> [WHAT YOU WILL DO]:
Each entry has to be printed again exactly.

[Dataset entries]

****

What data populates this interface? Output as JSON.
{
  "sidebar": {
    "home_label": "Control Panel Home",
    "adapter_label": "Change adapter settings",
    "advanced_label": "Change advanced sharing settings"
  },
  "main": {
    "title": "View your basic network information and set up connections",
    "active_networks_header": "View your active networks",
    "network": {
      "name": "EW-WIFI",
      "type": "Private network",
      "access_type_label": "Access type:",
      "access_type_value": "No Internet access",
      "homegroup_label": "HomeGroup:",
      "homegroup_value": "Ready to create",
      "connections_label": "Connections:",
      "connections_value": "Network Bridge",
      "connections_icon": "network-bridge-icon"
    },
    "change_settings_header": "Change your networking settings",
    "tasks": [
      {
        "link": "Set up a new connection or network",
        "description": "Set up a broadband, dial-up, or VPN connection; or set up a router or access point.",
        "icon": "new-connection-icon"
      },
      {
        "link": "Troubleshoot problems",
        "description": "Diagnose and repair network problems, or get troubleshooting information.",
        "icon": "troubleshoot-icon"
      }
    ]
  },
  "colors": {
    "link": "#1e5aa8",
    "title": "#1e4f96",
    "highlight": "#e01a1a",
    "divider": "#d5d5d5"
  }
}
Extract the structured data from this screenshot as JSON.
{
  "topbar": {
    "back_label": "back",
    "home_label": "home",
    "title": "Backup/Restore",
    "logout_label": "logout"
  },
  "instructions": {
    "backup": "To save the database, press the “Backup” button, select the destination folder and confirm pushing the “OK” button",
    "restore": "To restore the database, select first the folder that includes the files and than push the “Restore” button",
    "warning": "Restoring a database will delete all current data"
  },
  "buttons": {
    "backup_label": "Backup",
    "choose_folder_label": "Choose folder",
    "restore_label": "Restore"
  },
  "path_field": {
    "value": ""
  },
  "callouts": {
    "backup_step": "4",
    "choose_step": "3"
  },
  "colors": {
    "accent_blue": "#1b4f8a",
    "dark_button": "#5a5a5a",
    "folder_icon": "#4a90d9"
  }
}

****

> [WRITTEN SOLUTION]:
What data populates this interface? Output as JSON.
{
  "sidebar": {
    "home_label": "Control Panel Home",
    "adapter_label": "Change adapter settings",
    "advanced_label": "Change advanced sharing settings"
  },
  "main": {
    "title": "View your basic network information and set up connections",
    "active_networks_header": "View your active networks",
    "network": {
      "name": "EW-WIFI",
      "type": "Private network",
      "access_type_label": "Access type:",
      "access_type_value": "No Internet access",
      "homegroup_label": "HomeGroup:",
      "homegroup_value": "Ready to create",
      "connections_label": "Connections:",
      "connections_value": "Network Bridge",
      "connections_icon": "network-bridge-icon"
    },
    "change_settings_header": "Change your networking settings",
    "tasks": [
      {
        "link": "Set up a new connection or network",
        "description": "Set up a broadband, dial-up, or VPN connection; or set up a router or access point.",
        "icon": "new-connection-icon"
      },
      {
        "link": "Troubleshoot problems",
        "description": "Diagnose and repair network problems, or get troubleshooting information.",
        "icon": "troubleshoot-icon"
      }
    ]
  },
  "colors": {
    "link": "#1e5aa8",
    "title": "#1e4f96",
    "highlight": "#e01a1a",
    "divider": "#d5d5d5"
  }
}
Extract the structured data from this screenshot as JSON.
{
  "topbar": {
    "back_label": "back",
    "home_label": "home",
    "title": "Backup/Restore",
    "logout_label": "logout"
  },
  "instructions": {
    "backup": "To save the database, press the “Backup” button, select the destination folder and confirm pushing the “OK” button",
    "restore": "To restore the database, select first the folder that includes the files and than push the “Restore” button",
    "warning": "Restoring a database will delete all current data"
  },
  "buttons": {
    "backup_label": "Backup",
    "choose_folder_label": "Choose folder",
    "restore_label": "Restore"
  },
  "path_field": {
    "value": ""
  },
  "callouts": {
    "backup_step": "4",
    "choose_step": "3"
  },
  "colors": {
    "accent_blue": "#1b4f8a",
    "dark_button": "#5a5a5a",
    "folder_icon": "#4a90d9"
  }
}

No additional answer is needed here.